The witness testified that in March 2018, he was aware that the trial was ongoing but wasn’t aware that several witnessing had already testified because he wasn’t concentrating on this case.
The witness told the court that he cannot remember the time he decided to testify in this case whether before or after his cautionary statement was taking because he was not under any stress in 2016.
Defence counsel, Mene then put it to him that if he cannot remember what transpired in 2018 but can remember what happened in 2016 then he must have been under pressure to testify in this case.
Lawyer Yassin Senghore , the prosecuting counsel raised objection to the defence and argued that the question put to the witness is a serious accusation against the prosecution that it coaxed him to testify in this case.
Lawyer Senghore further argued that the question was scandalous, adding that the defence cannot use the forum of cross examination to cast down the integrity of the prosecution or to make aspersions on the prosecution team.
She cited section 207 of the Evidence Act and urged the court to disallow the question and submitted that defence counsel Mene sought to annoy the prosecution team.
In his reply, counsel Mene told the court that he was shocked and surprised at the counsel over reaction, adding that not even the witness or himself has cast any aspersion on the prosecution team.
Mene told the court that the situation can easily be described in African saying that very old people get uncomfortable when dry bones are mentioned.

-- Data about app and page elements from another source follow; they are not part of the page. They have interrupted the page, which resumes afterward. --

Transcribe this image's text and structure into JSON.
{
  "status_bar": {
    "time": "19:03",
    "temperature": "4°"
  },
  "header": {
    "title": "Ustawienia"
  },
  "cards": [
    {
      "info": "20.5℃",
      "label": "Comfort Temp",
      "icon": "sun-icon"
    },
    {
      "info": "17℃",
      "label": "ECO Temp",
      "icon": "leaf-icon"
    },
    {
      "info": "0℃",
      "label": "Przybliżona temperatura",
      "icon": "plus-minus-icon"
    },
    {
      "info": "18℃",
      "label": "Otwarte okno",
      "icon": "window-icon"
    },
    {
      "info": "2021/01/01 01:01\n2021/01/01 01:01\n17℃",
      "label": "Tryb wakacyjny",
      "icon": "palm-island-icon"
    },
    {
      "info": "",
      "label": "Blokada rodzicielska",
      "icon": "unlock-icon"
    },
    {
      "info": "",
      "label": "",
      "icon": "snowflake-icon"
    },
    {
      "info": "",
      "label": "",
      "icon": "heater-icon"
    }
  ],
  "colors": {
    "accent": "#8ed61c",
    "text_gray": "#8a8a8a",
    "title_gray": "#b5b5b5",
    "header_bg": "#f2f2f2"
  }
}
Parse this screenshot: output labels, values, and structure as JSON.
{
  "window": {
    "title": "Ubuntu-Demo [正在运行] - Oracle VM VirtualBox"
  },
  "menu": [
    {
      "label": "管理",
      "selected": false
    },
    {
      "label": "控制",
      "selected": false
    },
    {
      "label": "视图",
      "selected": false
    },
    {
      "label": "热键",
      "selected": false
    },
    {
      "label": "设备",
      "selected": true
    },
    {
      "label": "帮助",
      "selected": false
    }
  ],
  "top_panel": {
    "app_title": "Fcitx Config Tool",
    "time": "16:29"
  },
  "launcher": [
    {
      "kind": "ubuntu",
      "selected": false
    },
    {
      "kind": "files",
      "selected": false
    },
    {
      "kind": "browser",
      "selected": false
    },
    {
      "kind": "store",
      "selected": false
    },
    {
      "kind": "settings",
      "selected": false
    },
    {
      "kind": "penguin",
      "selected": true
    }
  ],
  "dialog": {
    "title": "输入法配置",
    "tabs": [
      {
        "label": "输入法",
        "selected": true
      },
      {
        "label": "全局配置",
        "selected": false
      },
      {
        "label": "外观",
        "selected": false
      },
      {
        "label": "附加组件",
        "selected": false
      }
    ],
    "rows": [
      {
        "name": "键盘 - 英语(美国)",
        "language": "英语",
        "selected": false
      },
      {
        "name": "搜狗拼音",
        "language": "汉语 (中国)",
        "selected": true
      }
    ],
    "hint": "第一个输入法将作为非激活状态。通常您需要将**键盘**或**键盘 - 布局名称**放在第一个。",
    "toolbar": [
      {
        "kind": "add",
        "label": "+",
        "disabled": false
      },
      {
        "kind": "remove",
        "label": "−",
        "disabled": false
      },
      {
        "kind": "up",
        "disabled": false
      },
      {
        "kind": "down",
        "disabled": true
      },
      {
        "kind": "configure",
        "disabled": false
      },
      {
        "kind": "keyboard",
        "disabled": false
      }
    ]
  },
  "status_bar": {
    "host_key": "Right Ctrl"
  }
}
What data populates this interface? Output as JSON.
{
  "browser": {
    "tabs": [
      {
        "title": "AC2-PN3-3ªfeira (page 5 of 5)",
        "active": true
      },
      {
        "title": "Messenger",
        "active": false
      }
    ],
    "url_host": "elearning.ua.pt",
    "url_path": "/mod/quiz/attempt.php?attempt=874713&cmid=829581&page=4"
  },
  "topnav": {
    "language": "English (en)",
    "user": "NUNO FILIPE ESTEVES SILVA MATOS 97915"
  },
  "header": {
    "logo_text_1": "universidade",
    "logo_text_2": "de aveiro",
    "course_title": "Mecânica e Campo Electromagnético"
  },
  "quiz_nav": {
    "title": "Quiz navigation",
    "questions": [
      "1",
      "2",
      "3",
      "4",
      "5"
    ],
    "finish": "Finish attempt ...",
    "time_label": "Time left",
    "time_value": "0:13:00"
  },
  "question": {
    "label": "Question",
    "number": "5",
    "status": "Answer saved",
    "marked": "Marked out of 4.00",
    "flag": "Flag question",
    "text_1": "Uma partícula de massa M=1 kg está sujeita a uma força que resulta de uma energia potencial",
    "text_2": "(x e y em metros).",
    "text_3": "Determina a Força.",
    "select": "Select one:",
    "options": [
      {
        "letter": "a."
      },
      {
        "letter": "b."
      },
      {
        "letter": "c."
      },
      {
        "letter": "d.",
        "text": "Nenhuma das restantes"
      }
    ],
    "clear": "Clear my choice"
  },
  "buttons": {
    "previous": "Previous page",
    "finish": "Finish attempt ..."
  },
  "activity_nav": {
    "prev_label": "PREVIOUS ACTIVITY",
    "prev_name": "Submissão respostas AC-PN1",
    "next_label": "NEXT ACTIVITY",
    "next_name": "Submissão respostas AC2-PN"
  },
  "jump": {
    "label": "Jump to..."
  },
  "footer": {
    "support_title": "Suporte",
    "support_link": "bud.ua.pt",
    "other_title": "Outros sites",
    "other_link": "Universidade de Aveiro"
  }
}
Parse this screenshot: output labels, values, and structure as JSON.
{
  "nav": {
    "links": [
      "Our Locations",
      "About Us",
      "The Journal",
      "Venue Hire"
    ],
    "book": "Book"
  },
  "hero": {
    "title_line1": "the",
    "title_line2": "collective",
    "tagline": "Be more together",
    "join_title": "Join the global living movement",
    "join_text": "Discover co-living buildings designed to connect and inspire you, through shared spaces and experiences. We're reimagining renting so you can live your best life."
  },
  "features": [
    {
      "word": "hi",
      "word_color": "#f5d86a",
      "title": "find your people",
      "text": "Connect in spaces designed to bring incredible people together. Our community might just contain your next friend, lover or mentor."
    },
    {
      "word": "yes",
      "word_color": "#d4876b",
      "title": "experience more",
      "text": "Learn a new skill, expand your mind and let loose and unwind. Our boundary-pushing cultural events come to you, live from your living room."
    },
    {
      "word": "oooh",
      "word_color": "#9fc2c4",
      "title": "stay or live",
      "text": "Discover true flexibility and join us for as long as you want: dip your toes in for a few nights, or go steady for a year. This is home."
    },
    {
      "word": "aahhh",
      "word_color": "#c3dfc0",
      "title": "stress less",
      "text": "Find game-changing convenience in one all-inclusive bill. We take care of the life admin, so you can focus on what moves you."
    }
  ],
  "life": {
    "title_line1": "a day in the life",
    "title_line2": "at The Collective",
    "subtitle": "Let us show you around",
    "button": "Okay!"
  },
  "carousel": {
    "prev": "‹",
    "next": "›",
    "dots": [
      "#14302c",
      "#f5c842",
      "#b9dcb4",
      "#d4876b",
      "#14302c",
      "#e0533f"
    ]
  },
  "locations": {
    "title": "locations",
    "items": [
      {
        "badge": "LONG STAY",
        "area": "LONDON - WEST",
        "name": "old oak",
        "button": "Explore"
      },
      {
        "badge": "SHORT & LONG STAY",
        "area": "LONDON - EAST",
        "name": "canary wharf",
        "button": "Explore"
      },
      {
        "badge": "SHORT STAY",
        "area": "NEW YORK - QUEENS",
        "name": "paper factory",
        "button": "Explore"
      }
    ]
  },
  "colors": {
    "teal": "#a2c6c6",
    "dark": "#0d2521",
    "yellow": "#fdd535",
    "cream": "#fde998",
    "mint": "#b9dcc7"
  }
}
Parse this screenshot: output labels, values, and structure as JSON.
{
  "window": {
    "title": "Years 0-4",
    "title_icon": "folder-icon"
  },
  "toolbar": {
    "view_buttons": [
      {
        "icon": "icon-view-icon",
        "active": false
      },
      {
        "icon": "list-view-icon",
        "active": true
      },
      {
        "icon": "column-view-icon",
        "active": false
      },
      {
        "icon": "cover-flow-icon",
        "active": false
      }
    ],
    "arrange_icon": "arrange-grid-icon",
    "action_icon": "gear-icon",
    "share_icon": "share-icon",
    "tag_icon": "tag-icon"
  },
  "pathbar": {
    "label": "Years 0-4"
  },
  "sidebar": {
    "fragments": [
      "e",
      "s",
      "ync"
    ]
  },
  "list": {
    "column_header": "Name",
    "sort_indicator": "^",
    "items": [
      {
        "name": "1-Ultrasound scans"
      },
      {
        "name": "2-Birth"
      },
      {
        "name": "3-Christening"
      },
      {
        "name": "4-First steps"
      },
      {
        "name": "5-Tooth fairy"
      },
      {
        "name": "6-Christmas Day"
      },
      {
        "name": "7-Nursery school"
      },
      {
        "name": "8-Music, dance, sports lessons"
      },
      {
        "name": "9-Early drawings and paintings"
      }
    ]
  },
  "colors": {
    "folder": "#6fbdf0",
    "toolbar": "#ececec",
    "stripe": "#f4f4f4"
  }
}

Lawyer Mene argued that there absolutely no references made to the prosecution team.
The presiding judge, however, ruled that the question was indeed scandalous.
The witness recalled visiting Yusupha Jammeh in Mile II prisons during his detention prior to his release after a nolle prosecui was filed by the Attorney General.
The witness told the court that during his visit to the Mile II prisons he never spoke with Sheikh Omar Jeng, the 3rd accused person.
The witness denied defence claims that during his meeting with Yusupha Jammeh in Mile II prisons he complained that he was under extreme pressure to testify in this case.
The witness explained that during his visit to Yusupha Jammeh, their discussion was on personal family issues.
The witness stress he talked about he was having in 2018 was not about coming forward to testify in this case but was purely family issues.
Asked if he can produce the cautionary statement he made to the Police, he replied that he was not the custodian of the statement.
Visit to the NIA premises by the court
The presiding judge disclosed that the court would be moved to the defunct NIA facility today at 12 noon and to Tanji on the 4th July, 2018.
Lawyer Antouman A.B. Gaye asked the court if members of press would be allowed to be part of the visit and he cited the 1997 Constitution provisions on freedom of the press.
“We have already make our own arrangements for the visit and it is not for the court to say that the visit to the NIA premises by the Press is guaranteed, it is for the press to make their own arrangements” she concluded.